As Public Works Director Thomas E. Beyard pointed out to the City Council recently, the water system is like a human body. It ages, and it breaks down. The same goes for roads, bridges, schools, libraries and public buildings.
Once these public amenities are built, no layman gives much thought to their aging -- which is understandable. Many of the roads we drive on, bridges we cross and post offices we patronize were built six or more decades ago and work just fine. However, much of our infrastructure is operating on borrowed time. The problem is that we notice the deterioration of these public structures only when they fail completely or the maintenance costs become overwhelming.
During periods of austerity, such as the last three years, maintenance budgets are the first to be slashed. The unfortunate consequence is that failure to make the routine small repairs results in very expensive rehabilitation projects.

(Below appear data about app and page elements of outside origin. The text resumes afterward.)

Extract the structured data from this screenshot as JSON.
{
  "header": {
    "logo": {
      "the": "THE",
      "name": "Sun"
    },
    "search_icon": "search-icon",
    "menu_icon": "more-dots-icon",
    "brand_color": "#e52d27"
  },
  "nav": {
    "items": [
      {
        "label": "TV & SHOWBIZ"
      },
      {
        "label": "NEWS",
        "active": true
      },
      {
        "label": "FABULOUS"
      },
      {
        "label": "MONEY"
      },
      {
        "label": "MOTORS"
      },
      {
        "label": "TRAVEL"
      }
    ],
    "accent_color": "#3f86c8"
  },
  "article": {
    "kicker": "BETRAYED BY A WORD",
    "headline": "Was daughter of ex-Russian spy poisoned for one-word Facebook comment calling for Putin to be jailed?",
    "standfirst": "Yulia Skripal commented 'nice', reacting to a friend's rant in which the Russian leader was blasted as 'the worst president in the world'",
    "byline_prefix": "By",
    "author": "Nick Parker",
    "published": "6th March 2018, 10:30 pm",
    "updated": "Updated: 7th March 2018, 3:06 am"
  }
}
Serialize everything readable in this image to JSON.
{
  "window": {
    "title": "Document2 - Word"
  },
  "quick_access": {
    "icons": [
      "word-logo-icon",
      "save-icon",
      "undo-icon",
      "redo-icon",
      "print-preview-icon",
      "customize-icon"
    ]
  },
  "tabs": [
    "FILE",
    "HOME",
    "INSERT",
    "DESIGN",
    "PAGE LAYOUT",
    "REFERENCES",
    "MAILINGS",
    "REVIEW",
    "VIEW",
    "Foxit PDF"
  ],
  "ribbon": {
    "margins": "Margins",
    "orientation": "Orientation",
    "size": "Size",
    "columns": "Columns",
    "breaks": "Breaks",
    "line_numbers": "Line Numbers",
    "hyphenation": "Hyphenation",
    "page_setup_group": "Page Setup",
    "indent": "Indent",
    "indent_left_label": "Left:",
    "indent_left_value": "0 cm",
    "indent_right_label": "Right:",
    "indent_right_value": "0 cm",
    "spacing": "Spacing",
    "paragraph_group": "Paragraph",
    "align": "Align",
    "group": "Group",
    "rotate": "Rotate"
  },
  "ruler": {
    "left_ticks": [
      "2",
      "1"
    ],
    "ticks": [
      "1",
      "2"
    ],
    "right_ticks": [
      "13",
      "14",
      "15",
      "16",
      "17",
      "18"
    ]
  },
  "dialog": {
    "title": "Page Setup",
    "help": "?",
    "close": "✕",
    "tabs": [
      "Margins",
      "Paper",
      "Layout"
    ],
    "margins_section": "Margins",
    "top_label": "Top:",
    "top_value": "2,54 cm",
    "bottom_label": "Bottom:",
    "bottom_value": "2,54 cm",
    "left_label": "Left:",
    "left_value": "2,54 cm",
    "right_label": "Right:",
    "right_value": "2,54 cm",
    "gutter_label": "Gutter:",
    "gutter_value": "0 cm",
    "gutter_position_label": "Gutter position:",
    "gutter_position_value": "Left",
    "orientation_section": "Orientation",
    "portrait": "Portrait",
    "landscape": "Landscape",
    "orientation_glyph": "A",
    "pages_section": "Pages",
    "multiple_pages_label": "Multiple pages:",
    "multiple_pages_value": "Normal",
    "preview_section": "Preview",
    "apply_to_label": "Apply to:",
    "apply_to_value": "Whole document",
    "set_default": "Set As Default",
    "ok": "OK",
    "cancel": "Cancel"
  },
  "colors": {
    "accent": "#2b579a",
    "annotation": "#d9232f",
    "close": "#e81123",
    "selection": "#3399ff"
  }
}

Most elected officials don't feel any urgency to preserve maintenance budgets or sink large sums into upgrading old water lines. Unlike a new project that is easy to show off and take credit for, repair of leaking water mains, broken meters, rusty expansion joints in bridges and cracked sidewalks don't excite voters and, thus, politicians. Nevertheless, a mechanism is needed to ensure that repair and maintenance projects are protected when budgets are cut.
For the past seven years, Westminster has known that it has been losing about a quarter of the water it treats. This represents a loss of about $500,000 each year, or $3.5 million since the problem was discovered. The city is hiring a consultant to make recommendations.
It is quite likely that the city will have to raise a considerable amount of capital to repair its creaky water pipes. The bills resulting from neglect of past years are now coming due. Other government officials would be wise to take note.